== YOUR GOAL ==
Look through the records below and give the number of lines holding the string "autre", nothing more.

(Entries from a dataset of interfaces)
========================================================================
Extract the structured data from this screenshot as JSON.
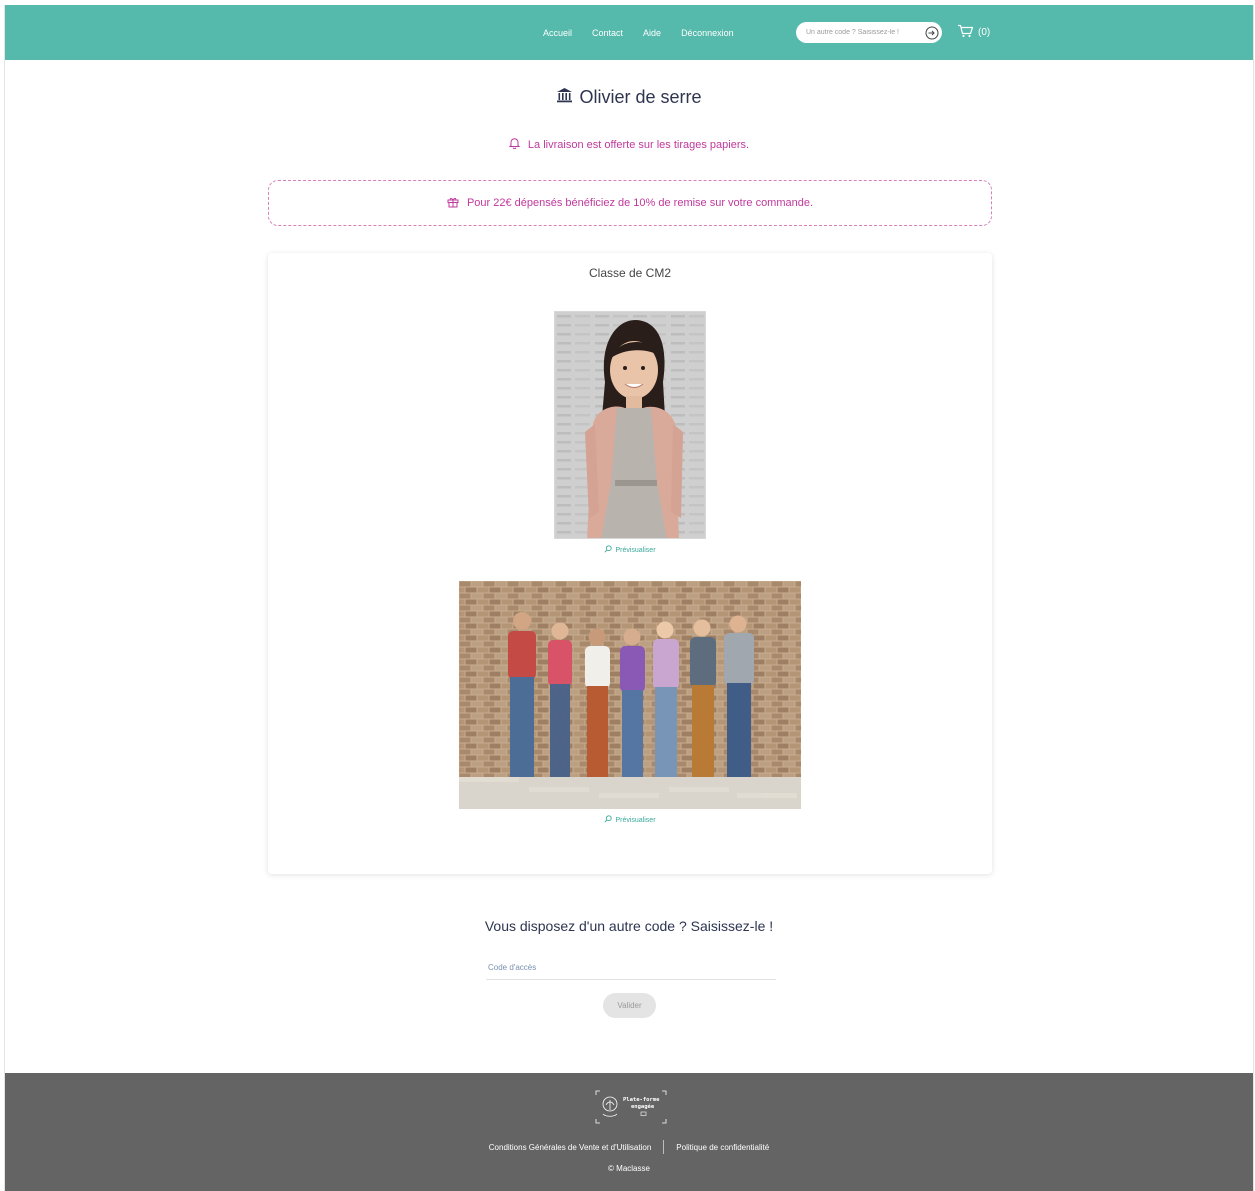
{
  "header": {
    "nav": [
      "Accueil",
      "Contact",
      "Aide",
      "Déconnexion"
    ],
    "code_placeholder": "Un autre code ? Saisissez-le !",
    "cart_count": "(0)",
    "colors": {
      "primary": "#55b9ab"
    }
  },
  "school": {
    "name": "Olivier de serre",
    "icon": "bank-icon"
  },
  "delivery_notice": "La livraison est offerte sur les tirages papiers.",
  "promo": "Pour 22€ dépensés bénéficiez de 10% de remise sur votre commande.",
  "gallery": {
    "title": "Classe de CM2",
    "preview_label": "Prévisualiser"
  },
  "other_code": {
    "title": "Vous disposez d'un autre code ? Saisissez-le !",
    "placeholder": "Code d'accès",
    "button": "Valider"
  },
  "footer": {
    "links": [
      "Conditions Générales de Vente et d'Utilisation",
      "Politique de confidentialité"
    ],
    "copyright": "© Maclasse",
    "logo_text": [
      "Plate-forme",
      "engagée"
    ]
  }
}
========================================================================
== EXERCISE SOLUTION ==
2